*What the exercise asks*
Scan the data beneath this task and copy each line that includes "Informe".

Data about app and page elements:
------------------------------------------------------------------------

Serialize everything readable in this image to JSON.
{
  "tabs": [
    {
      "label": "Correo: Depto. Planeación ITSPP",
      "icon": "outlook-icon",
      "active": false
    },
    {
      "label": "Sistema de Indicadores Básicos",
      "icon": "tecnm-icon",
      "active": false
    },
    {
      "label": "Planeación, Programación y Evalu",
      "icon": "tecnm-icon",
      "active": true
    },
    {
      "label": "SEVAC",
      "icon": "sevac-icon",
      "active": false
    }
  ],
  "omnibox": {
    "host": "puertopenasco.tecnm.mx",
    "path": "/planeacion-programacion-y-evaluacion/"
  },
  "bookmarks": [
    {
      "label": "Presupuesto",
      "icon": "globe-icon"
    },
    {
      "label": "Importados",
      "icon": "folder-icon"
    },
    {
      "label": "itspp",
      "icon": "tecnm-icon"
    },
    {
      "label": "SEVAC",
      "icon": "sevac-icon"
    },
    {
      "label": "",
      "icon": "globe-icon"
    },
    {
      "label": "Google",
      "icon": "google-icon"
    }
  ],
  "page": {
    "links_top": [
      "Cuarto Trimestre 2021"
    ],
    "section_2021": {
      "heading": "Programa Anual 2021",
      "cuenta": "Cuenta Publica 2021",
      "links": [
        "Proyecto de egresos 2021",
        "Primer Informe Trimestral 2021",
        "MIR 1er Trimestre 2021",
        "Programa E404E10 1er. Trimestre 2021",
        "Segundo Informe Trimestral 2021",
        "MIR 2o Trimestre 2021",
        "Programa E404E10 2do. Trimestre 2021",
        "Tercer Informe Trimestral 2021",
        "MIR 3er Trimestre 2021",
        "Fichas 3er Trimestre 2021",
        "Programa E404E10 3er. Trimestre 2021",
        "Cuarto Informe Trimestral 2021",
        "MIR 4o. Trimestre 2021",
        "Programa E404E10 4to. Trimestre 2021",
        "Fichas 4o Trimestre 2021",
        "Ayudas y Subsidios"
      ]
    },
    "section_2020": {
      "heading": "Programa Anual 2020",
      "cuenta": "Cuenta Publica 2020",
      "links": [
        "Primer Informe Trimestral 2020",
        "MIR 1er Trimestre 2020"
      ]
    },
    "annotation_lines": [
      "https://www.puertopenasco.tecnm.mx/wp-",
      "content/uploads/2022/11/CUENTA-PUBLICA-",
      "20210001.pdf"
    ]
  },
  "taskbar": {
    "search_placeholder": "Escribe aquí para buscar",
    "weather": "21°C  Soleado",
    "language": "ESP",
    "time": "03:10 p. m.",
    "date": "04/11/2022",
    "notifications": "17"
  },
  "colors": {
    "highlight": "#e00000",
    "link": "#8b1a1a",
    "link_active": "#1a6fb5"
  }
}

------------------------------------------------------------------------

*Answer space*
        "Primer Informe Trimestral 2021",
        "Segundo Informe Trimestral 2021",
        "Tercer Informe Trimestral 2021",
        "Cuarto Informe Trimestral 2021",
        "Primer Informe Trimestral 2020",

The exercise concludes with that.